One disturbing find was the burial of three Kinmonth children in the one year, 1780, and all of them called William. I had found two Kinmonth couples, but there must have been a third. Given the date these Williams must have been the first born of these couples, and according to Kinmonth family protocol the firstborn was always called after the grandfather. So it is likely that the fathers of these Kinmonth children were brothers and that their father was William. The clincher was a militia pension record for Hugh Kinmonth (father of John ‘Lace’ and William ‘Razor’). It gave his age, place of birth and occupation; he was in born in St Ann’s (early records omit the ‘e’) in Shandon in 1755, and he was a weaver. While unfortunately we don’t have the records for 1755 we now know with good confidence, and thanks to the surviving records of St Anne’s in Shandon, that all of the Kinmonths in Cork most likely descended from a William Kinmonth who was in Cork with his wife in 1755. One hundred years of baptisms in the one parish, and in the same baptismal font that is used today. A very rewarding search!

The interior of St Anne's Church in Shandon, with the original baptismal font from 1629 in the foreground. Photo: Michael Foley
The interior of St Anne's Church in Shandon, with the original baptismal font from 1629 in the foreground. Photo: Michael Foley

Coming back to William Kinmonth the poultry merchant, his origins as the son of a humble weaver to becoming a wealthy merchant and buying a grand house on 25 acres called ‘Ferney’ on the shores of Lough Mahon. He and his family were the last residents in the house and after it was sold in 1940 it lay empty before being demolished for housing. The good news is that the land in the front and to the right of the house was used, by happy coincidence, to build St Luke’s Home, which for 130 years has provided residential care and support services to older people in the Cork region. Given its close association with the parish of St Anne’s Shandon, the current chaplain is priest–in–charge of St Anne’s, the Revd Sarah Marry – a virtuous circle! For further information about St Luke’s see this link.

'Ferney', the home of William Kinmonth and his family from 1908, now demolished. The land in front and to the right of the house is the site of St. Luke's Home. Photo courtesy of Michael Foley
'Ferney', the home of William Kinmonth and his family from 1908, now demolished. The land in front and to the right of the house is the site of St. Luke's Home. Photo courtesy of Michael Foley


PS. How and why the original William Kinmonth came to Cork is another story that is yet to be revealed.
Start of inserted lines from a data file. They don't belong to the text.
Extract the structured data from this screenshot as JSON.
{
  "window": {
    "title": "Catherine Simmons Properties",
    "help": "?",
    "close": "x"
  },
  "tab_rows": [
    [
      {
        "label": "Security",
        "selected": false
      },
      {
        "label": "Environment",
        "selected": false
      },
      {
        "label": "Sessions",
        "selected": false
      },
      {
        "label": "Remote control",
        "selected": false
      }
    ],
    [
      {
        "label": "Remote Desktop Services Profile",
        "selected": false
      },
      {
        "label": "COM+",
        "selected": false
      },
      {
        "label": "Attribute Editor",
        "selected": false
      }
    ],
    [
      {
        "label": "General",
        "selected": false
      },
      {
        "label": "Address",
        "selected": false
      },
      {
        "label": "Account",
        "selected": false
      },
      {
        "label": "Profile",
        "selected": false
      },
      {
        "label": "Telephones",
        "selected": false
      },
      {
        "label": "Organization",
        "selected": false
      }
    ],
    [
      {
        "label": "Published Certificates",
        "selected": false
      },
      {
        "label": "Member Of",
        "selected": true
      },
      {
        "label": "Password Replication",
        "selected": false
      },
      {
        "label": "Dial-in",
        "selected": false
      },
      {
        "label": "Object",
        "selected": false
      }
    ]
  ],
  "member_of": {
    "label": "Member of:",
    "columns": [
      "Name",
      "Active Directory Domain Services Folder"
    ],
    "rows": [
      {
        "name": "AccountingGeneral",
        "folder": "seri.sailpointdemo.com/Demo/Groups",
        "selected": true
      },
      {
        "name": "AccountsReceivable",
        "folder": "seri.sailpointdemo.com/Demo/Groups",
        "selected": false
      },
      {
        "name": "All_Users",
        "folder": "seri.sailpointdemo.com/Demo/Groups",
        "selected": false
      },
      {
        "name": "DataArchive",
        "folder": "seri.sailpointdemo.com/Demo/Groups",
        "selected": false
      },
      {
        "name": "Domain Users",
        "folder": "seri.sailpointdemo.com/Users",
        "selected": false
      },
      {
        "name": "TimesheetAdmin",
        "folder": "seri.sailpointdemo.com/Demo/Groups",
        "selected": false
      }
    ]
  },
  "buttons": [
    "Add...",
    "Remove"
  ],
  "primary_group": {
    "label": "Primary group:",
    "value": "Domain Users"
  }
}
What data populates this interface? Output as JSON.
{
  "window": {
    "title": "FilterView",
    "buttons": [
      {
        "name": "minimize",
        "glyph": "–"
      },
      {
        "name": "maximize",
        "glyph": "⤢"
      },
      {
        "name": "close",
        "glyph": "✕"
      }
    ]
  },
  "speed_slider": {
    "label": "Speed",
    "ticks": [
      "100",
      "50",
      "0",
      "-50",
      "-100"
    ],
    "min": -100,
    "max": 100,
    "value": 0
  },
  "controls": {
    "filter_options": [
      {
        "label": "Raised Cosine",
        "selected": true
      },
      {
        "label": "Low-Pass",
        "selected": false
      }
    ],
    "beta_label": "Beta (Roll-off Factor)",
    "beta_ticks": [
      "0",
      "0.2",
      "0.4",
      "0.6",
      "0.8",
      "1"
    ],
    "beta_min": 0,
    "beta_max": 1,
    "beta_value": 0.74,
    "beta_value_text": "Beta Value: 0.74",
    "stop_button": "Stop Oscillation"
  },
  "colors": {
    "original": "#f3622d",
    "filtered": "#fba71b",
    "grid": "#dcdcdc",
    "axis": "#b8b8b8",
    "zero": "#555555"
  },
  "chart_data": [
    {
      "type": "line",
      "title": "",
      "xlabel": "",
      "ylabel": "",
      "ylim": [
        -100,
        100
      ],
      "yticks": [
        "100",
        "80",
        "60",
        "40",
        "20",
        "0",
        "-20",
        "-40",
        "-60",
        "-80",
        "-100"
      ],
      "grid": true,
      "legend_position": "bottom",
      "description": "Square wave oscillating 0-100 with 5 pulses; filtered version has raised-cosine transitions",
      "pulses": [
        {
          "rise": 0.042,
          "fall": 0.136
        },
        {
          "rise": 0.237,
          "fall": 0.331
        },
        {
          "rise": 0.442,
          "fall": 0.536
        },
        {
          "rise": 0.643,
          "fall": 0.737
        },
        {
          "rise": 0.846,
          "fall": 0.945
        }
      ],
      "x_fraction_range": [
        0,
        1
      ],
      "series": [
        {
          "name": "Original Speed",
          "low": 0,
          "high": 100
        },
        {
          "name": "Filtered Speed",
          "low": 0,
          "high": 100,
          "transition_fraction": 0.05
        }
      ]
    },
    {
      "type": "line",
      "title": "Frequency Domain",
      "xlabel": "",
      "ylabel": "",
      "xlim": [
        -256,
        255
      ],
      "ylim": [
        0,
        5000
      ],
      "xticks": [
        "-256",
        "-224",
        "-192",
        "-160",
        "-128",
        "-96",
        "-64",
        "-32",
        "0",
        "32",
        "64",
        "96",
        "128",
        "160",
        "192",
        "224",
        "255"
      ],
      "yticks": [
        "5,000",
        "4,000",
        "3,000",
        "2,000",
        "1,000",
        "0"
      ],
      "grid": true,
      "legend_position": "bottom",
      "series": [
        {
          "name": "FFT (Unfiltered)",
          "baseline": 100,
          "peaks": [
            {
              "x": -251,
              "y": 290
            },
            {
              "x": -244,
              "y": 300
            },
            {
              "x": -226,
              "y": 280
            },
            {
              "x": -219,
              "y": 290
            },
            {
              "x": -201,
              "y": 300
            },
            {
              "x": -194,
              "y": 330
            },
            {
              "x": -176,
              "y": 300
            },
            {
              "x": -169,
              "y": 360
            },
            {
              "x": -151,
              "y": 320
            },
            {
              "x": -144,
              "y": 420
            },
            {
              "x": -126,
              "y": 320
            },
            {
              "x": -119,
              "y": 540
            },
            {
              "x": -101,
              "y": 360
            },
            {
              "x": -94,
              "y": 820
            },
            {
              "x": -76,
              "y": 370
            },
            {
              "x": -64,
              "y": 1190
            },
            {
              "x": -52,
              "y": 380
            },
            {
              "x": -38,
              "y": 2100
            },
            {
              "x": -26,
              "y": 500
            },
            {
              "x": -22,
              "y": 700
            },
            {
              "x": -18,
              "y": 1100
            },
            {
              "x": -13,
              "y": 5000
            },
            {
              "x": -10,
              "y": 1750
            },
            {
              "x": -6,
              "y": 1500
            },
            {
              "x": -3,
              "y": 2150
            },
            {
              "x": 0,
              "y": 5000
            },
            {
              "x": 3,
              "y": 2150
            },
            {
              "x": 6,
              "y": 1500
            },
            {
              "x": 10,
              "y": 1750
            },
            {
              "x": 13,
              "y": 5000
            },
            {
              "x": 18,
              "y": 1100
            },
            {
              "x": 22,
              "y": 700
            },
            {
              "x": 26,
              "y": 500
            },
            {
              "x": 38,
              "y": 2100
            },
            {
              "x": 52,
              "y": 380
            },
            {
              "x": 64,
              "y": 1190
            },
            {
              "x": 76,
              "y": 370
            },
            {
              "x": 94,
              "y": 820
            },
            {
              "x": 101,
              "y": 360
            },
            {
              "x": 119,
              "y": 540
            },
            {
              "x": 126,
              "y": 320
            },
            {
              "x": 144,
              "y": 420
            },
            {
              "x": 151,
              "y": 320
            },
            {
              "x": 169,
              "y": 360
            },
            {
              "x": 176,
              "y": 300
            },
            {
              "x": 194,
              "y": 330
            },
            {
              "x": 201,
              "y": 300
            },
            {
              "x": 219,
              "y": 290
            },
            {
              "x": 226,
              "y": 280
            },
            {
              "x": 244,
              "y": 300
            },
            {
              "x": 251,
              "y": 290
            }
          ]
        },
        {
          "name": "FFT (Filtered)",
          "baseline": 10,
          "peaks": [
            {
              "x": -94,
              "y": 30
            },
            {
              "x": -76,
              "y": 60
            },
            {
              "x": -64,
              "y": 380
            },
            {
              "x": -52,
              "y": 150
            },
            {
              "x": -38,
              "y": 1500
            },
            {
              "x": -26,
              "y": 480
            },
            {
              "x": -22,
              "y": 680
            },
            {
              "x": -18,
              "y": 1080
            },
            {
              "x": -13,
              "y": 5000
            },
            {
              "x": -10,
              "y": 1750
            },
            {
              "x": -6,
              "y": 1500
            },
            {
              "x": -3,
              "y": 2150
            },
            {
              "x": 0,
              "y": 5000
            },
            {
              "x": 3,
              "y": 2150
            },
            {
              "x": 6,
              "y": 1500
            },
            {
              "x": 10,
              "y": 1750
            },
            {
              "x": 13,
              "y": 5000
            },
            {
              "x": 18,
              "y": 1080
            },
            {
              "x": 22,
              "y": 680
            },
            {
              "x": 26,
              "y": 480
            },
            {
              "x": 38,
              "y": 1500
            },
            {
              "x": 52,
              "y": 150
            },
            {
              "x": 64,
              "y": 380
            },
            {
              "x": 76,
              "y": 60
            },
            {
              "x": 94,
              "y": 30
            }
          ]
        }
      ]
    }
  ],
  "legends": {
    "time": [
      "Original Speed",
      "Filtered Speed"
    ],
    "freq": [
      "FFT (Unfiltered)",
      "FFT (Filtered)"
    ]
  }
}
Most likely he was invited among a number of weavers that were hired by landlords and woollen weavers in Cork city and county who were moving into linen weaving and bringing weavers from Ulster and Britain to train and supervise local workers during the 18th–century economic boom. (Andy Bielenberg: Cork’s Industrial Revolution 1780 – 1880. Cork University Press, 1991).

For further information about the parish of St Anne, Shandon, see http://cork.anglican.org/places/cork-st-annes-shandon/
 

Michael Foley
Michael Foley is married to the granddaughter of Elizabeth (Lizzie) Kinmonth (1871 – 1913). Michael worked in educational technology all his working life, first in the Education Department in University College Dublin (UCD) teaching audio visual media to trainee teachers. In 1985 he founded and was the first director of the Audio Visual Centre at UCD where he and his team pioneered the use of emerging communications technologies in creating access to knowledge, using satellite broadcasting, videoconferencing, TV broadcasting, and early use of the web. In 1997 he was invited by the World Bank Institute in Washington DC to help design what became the Global Development Learning Network, a partnership of knowledge institutions in developing countries which promoted knowledge sharing among development practitioners. He retired from the World Bank in 2012 and lives in Ranelagh with his wife Aileen. A keen photographer, he has exhibited in Ireland and the US on people and places from South Asia.